Goal of the exercise:
The reply should hold every record, copied exactly, and none of the pictures.

Source records
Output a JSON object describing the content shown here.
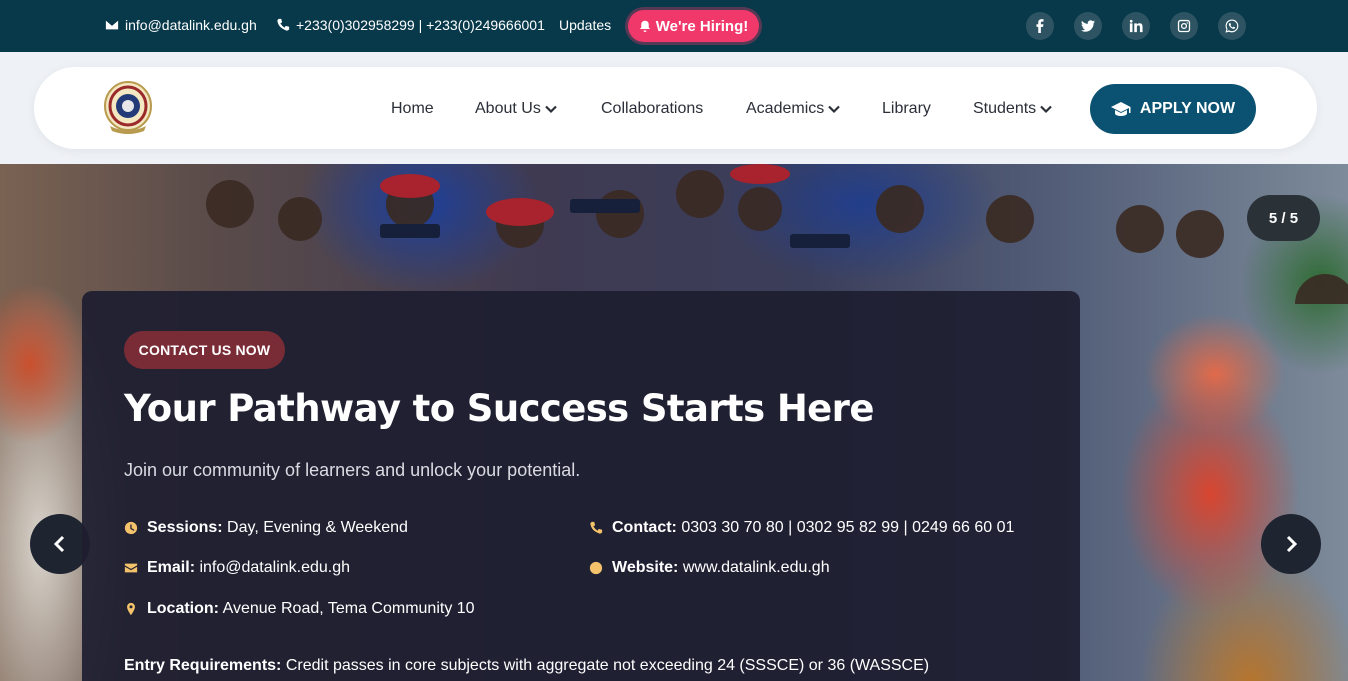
{
  "topbar": {
    "email": "info@datalink.edu.gh",
    "phones": "+233(0)302958299 | +233(0)249666001",
    "updates": "Updates",
    "hiring": "We're Hiring!",
    "socials": [
      "facebook-icon",
      "twitter-icon",
      "linkedin-icon",
      "instagram-icon",
      "whatsapp-icon"
    ]
  },
  "nav": {
    "items": [
      {
        "label": "Home",
        "dropdown": false
      },
      {
        "label": "About Us",
        "dropdown": true
      },
      {
        "label": "Collaborations",
        "dropdown": false
      },
      {
        "label": "Academics",
        "dropdown": true
      },
      {
        "label": "Library",
        "dropdown": false
      },
      {
        "label": "Students",
        "dropdown": true
      }
    ],
    "apply": "APPLY NOW"
  },
  "hero": {
    "slide_counter": "5 / 5",
    "contact_button": "CONTACT US NOW",
    "headline": "Your Pathway to Success Starts Here",
    "subtitle": "Join our community of learners and unlock your potential.",
    "sessions": {
      "label": "Sessions:",
      "value": "Day, Evening & Weekend"
    },
    "contact": {
      "label": "Contact:",
      "value": "0303 30 70 80 | 0302 95 82 99 | 0249 66 60 01"
    },
    "email": {
      "label": "Email:",
      "value": "info@datalink.edu.gh"
    },
    "website": {
      "label": "Website:",
      "value": "www.datalink.edu.gh"
    },
    "location": {
      "label": "Location:",
      "value": "Avenue Road, Tema Community 10"
    },
    "entry": {
      "label": "Entry Requirements:",
      "value": "Credit passes in core subjects with aggregate not exceeding 24 (SSSCE) or 36 (WASSCE)"
    }
  },
  "colors": {
    "topbar_bg": "#07394a",
    "accent": "#0b5272",
    "hiring": "#f0386b",
    "contact_button": "#7a2c36",
    "info_icon": "#f3c26a"
  }
}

Solution below:
Output a JSON object describing the content shown here.
{
  "topbar": {
    "email": "info@datalink.edu.gh",
    "phones": "+233(0)302958299 | +233(0)249666001",
    "updates": "Updates",
    "hiring": "We're Hiring!",
    "socials": [
      "facebook-icon",
      "twitter-icon",
      "linkedin-icon",
      "instagram-icon",
      "whatsapp-icon"
    ]
  },
  "nav": {
    "items": [
      {
        "label": "Home",
        "dropdown": false
      },
      {
        "label": "About Us",
        "dropdown": true
      },
      {
        "label": "Collaborations",
        "dropdown": false
      },
      {
        "label": "Academics",
        "dropdown": true
      },
      {
        "label": "Library",
        "dropdown": false
      },
      {
        "label": "Students",
        "dropdown": true
      }
    ],
    "apply": "APPLY NOW"
  },
  "hero": {
    "slide_counter": "5 / 5",
    "contact_button": "CONTACT US NOW",
    "headline": "Your Pathway to Success Starts Here",
    "subtitle": "Join our community of learners and unlock your potential.",
    "sessions": {
      "label": "Sessions:",
      "value": "Day, Evening & Weekend"
    },
    "contact": {
      "label": "Contact:",
      "value": "0303 30 70 80 | 0302 95 82 99 | 0249 66 60 01"
    },
    "email": {
      "label": "Email:",
      "value": "info@datalink.edu.gh"
    },
    "website": {
      "label": "Website:",
      "value": "www.datalink.edu.gh"
    },
    "location": {
      "label": "Location:",
      "value": "Avenue Road, Tema Community 10"
    },
    "entry": {
      "label": "Entry Requirements:",
      "value": "Credit passes in core subjects with aggregate not exceeding 24 (SSSCE) or 36 (WASSCE)"
    }
  },
  "colors": {
    "topbar_bg": "#07394a",
    "accent": "#0b5272",
    "hiring": "#f0386b",
    "contact_button": "#7a2c36",
    "info_icon": "#f3c26a"
  }
}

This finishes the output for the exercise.